■ **SUPPLIED MATERIAL**
● ● ● ● ● ● ●
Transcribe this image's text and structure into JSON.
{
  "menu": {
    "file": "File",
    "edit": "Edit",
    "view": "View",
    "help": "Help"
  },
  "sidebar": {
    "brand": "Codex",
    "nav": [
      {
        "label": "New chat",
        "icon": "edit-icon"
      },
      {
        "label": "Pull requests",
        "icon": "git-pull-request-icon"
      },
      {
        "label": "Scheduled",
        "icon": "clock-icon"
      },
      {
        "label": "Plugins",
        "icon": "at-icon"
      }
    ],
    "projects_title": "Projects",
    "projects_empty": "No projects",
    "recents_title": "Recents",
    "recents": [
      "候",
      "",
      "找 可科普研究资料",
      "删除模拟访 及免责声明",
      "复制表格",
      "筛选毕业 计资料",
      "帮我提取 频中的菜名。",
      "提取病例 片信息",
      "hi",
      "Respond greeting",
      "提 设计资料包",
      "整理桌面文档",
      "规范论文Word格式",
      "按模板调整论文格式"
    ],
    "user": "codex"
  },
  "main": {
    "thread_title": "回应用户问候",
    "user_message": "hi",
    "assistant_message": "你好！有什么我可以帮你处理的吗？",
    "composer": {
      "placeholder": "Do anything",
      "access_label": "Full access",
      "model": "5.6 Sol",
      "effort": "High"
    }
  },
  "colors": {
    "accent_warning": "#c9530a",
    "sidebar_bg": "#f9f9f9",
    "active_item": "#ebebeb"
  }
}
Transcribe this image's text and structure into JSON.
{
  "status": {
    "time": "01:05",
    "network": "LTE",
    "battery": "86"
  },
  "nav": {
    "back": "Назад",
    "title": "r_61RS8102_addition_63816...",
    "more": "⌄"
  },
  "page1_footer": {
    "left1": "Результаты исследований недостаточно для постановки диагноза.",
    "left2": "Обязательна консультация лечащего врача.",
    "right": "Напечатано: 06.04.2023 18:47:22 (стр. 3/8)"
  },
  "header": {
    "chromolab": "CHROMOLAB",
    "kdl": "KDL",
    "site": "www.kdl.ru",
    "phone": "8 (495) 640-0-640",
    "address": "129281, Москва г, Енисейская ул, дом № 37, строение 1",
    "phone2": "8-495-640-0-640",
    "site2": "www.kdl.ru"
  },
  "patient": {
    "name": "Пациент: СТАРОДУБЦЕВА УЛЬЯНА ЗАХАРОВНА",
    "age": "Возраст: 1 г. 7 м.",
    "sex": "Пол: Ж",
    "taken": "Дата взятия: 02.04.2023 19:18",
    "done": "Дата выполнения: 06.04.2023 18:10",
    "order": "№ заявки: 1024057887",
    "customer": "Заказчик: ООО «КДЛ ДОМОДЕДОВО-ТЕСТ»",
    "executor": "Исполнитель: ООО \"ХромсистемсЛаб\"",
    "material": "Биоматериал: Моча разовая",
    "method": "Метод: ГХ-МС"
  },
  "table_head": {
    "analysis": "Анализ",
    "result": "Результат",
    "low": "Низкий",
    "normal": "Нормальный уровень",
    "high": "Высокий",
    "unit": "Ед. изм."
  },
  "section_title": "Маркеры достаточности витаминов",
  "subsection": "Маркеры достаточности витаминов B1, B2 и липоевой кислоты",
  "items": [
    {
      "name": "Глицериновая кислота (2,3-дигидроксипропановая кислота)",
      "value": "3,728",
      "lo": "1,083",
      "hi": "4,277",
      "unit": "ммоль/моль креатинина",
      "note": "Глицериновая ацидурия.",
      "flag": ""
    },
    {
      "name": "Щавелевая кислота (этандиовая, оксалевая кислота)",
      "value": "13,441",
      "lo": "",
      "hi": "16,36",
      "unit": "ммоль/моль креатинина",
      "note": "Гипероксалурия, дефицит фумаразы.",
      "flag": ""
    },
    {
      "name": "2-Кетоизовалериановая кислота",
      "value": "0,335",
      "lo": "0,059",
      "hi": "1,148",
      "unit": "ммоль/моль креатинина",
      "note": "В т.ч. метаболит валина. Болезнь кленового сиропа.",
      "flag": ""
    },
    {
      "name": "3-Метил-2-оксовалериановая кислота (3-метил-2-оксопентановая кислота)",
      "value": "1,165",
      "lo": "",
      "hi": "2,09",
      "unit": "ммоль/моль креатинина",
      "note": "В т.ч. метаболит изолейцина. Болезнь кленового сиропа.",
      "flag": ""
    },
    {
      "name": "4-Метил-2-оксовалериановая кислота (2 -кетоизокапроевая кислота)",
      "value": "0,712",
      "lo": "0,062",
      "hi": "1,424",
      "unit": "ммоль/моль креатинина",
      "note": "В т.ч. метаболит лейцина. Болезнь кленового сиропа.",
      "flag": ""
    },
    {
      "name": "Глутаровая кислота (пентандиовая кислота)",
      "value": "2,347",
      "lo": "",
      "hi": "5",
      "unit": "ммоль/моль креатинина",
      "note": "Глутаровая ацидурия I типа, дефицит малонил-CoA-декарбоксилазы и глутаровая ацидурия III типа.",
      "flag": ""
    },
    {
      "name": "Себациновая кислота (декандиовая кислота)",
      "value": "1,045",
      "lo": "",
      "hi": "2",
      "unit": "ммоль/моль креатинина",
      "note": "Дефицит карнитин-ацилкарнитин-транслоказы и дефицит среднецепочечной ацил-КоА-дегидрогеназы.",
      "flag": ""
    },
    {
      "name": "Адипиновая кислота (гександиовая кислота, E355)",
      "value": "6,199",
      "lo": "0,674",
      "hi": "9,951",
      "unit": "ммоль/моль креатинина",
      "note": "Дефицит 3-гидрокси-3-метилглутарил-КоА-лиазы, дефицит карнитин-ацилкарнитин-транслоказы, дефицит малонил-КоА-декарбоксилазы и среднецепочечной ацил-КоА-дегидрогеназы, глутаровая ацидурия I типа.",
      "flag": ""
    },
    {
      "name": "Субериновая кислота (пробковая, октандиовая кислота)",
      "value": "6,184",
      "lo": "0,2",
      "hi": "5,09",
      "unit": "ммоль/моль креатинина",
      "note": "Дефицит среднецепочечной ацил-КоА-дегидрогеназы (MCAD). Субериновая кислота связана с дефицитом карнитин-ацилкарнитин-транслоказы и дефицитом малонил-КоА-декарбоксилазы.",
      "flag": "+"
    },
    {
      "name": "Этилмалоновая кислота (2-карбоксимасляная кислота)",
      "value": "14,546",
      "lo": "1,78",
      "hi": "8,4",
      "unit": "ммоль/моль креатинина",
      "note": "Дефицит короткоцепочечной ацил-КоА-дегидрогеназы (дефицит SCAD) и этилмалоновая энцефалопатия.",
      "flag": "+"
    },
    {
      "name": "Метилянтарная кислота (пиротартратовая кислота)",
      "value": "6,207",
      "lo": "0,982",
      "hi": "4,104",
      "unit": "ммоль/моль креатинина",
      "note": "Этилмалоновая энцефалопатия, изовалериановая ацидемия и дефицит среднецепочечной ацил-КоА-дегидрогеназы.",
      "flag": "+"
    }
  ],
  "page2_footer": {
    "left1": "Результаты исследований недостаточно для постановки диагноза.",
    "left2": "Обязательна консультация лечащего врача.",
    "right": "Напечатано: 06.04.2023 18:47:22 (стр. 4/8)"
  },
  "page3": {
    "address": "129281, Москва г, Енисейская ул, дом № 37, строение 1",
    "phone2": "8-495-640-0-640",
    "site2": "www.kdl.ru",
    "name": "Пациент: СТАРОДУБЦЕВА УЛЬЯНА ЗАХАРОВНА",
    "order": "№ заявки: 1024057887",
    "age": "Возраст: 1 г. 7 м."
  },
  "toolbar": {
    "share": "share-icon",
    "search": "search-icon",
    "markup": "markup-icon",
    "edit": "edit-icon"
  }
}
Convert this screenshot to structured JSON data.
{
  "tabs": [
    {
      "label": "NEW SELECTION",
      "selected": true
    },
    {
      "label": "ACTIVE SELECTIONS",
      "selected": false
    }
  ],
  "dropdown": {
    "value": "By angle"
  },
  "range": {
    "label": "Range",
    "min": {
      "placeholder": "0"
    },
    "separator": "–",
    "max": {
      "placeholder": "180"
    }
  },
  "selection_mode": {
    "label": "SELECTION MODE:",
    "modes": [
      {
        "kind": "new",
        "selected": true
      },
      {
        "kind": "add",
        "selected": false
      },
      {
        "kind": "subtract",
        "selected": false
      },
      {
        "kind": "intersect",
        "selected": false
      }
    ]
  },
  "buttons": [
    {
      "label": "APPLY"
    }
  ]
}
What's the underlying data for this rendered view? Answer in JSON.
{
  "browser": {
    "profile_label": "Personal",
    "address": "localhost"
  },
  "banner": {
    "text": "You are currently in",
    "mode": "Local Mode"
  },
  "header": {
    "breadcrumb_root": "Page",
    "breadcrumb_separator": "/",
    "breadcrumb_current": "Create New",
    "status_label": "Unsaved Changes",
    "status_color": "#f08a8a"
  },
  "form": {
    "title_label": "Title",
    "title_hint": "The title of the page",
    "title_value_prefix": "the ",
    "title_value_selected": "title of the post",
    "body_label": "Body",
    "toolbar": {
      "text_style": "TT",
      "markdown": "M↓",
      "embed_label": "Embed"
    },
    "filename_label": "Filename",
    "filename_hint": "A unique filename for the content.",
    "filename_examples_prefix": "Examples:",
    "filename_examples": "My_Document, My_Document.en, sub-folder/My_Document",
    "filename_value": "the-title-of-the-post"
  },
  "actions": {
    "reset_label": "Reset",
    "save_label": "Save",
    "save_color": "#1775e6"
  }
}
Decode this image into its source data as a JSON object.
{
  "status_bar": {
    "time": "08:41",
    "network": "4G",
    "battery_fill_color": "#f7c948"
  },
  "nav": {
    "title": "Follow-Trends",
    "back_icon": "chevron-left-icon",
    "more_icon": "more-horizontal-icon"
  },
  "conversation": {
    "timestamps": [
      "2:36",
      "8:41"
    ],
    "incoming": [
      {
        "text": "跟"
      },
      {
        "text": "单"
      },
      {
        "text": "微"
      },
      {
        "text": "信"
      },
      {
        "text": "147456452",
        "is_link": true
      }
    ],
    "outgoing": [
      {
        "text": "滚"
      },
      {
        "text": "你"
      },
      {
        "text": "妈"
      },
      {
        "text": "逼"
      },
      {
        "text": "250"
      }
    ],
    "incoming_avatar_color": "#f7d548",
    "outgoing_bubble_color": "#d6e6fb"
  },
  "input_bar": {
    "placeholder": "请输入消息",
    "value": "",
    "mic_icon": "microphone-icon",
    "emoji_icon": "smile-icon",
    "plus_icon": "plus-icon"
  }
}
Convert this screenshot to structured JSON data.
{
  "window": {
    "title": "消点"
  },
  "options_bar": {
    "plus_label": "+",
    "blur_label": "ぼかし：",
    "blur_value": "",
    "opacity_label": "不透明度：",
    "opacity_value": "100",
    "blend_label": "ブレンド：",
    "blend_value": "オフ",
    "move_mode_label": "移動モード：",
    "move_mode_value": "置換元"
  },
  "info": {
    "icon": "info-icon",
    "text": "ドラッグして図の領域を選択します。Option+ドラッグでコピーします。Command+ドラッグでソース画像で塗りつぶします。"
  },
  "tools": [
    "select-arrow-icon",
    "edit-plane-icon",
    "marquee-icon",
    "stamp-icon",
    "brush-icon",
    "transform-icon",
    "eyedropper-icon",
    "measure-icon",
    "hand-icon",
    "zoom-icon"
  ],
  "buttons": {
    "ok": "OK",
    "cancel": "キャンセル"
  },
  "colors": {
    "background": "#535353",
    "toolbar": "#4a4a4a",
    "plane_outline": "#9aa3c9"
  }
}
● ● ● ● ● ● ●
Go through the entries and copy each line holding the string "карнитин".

■ **WRITTEN RESPONSE**
      "note": "Дефицит карнитин-ацилкарнитин-транслоказы и дефицит среднецепочечной ацил-КоА-дегидрогеназы.",
      "note": "Дефицит 3-гидрокси-3-метилглутарил-КоА-лиазы, дефицит карнитин-ацилкарнитин-транслоказы, дефицит малонил-КоА-декарбоксилазы и среднецепочечной ацил-КоА-дегидрогеназы, глутаровая ацидурия I типа.",
      "note": "Дефицит среднецепочечной ацил-КоА-дегидрогеназы (MCAD). Субериновая кислота связана с дефицитом карнитин-ацилкарнитин-транслоказы и дефицитом малонил-КоА-декарбоксилазы.",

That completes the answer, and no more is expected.